• What you have to do
Counting task for the entries below: give the number of lines that contain the word "проактивной", with no other text.

• Given information
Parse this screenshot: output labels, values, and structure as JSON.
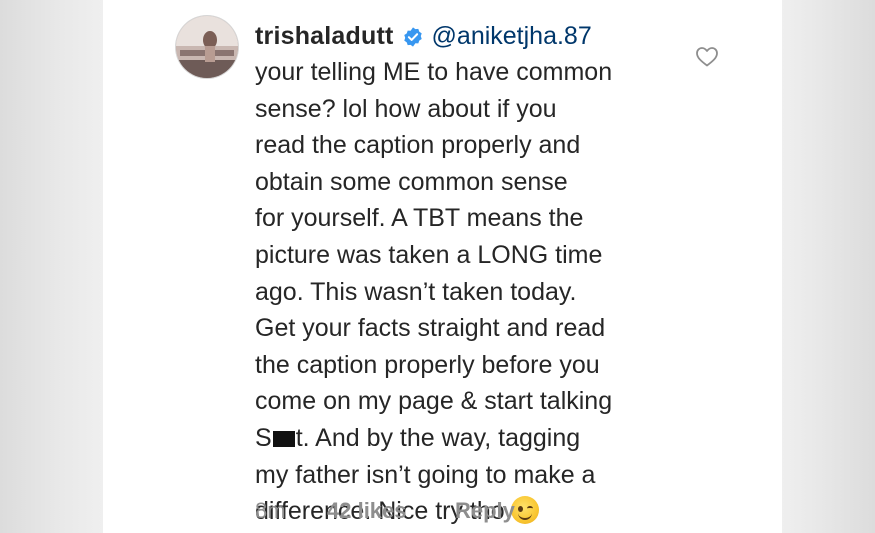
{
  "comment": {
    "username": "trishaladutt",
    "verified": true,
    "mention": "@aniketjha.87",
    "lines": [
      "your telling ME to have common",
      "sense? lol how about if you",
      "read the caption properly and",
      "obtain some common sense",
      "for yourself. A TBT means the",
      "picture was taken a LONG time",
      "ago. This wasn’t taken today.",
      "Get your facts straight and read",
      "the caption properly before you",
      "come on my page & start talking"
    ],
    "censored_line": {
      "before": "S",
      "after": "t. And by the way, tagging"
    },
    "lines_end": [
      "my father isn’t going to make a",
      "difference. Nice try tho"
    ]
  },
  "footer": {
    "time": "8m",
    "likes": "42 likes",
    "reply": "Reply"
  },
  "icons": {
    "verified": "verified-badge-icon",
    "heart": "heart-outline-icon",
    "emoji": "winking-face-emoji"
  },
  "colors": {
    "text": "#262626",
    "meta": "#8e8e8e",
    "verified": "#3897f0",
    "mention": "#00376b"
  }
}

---

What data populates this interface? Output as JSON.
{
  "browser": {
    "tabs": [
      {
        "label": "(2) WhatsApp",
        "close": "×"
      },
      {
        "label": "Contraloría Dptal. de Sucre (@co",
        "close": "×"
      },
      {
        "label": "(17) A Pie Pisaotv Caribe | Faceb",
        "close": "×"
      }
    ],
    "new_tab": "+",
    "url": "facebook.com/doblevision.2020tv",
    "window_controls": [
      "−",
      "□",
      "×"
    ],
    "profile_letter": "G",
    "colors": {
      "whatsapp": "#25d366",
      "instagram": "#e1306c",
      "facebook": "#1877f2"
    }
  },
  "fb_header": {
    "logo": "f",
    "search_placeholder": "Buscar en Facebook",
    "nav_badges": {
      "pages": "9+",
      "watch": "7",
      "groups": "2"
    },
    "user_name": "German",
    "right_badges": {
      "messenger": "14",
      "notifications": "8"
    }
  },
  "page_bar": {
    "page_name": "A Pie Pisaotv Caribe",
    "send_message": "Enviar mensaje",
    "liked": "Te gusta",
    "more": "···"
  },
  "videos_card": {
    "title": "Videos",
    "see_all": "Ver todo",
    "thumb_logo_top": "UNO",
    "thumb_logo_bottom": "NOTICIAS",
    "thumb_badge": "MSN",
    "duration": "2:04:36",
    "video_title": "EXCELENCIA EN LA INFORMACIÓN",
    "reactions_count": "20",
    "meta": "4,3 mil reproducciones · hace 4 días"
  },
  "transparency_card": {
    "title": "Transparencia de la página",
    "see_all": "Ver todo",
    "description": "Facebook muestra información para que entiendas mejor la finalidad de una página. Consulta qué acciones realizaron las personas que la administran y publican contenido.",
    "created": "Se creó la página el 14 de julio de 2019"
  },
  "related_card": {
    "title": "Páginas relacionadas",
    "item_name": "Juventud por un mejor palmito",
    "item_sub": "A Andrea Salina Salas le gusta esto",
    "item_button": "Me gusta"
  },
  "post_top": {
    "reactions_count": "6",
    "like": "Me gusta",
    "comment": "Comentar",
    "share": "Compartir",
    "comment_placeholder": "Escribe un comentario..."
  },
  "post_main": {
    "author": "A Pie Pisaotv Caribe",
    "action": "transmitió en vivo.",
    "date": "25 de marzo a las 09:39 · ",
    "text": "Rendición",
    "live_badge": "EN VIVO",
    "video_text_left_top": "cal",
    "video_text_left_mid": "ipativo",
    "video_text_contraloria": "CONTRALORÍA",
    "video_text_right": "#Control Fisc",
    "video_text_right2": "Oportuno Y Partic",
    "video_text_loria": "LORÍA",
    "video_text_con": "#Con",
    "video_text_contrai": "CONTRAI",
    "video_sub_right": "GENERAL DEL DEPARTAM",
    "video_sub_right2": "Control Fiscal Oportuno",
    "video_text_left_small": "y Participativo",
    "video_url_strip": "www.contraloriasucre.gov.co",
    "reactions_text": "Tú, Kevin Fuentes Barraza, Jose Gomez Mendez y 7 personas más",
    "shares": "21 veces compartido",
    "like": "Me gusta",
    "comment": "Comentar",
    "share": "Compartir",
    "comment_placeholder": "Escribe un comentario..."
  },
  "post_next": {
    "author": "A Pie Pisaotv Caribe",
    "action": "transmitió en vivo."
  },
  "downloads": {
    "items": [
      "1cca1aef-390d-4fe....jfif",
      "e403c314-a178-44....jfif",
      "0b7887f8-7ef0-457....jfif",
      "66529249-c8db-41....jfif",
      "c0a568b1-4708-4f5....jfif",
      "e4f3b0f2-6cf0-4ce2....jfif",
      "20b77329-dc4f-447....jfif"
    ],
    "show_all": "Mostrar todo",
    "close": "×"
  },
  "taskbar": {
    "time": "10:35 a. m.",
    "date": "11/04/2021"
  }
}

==

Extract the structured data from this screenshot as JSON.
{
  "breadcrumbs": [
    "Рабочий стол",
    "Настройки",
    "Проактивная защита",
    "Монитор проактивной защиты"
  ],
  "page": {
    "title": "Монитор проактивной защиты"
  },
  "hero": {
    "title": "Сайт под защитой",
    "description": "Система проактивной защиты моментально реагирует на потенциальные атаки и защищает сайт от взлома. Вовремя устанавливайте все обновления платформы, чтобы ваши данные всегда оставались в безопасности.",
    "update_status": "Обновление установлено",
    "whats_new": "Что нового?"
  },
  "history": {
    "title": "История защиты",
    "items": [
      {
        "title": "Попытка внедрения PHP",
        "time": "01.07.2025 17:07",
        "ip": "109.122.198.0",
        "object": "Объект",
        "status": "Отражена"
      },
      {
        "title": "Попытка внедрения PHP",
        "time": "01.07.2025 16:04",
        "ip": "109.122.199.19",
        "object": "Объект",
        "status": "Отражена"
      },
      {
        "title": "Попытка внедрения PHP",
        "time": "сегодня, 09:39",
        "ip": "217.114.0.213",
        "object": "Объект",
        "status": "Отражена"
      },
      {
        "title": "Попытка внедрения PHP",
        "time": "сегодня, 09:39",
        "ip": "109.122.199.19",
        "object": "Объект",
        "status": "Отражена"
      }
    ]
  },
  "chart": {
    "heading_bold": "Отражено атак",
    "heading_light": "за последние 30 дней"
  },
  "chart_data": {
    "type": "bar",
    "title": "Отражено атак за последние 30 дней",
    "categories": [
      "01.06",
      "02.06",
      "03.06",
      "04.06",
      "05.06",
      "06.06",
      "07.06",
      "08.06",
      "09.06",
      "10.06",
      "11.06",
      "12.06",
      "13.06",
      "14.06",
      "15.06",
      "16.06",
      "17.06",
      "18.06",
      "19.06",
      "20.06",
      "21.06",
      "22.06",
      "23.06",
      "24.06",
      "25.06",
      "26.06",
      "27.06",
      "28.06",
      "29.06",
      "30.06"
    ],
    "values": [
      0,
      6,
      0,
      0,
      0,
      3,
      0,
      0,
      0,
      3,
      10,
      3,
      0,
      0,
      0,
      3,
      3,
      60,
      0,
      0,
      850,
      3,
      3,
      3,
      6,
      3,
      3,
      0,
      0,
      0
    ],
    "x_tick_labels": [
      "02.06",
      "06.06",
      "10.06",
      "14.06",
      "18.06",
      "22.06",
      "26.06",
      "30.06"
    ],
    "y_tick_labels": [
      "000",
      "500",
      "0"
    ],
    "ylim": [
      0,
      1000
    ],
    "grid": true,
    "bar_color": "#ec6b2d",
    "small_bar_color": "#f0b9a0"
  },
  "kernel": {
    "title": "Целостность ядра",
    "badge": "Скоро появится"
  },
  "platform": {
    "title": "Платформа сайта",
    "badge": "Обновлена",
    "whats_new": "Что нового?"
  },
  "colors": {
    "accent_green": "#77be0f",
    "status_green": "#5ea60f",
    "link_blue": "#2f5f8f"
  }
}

• Answer
3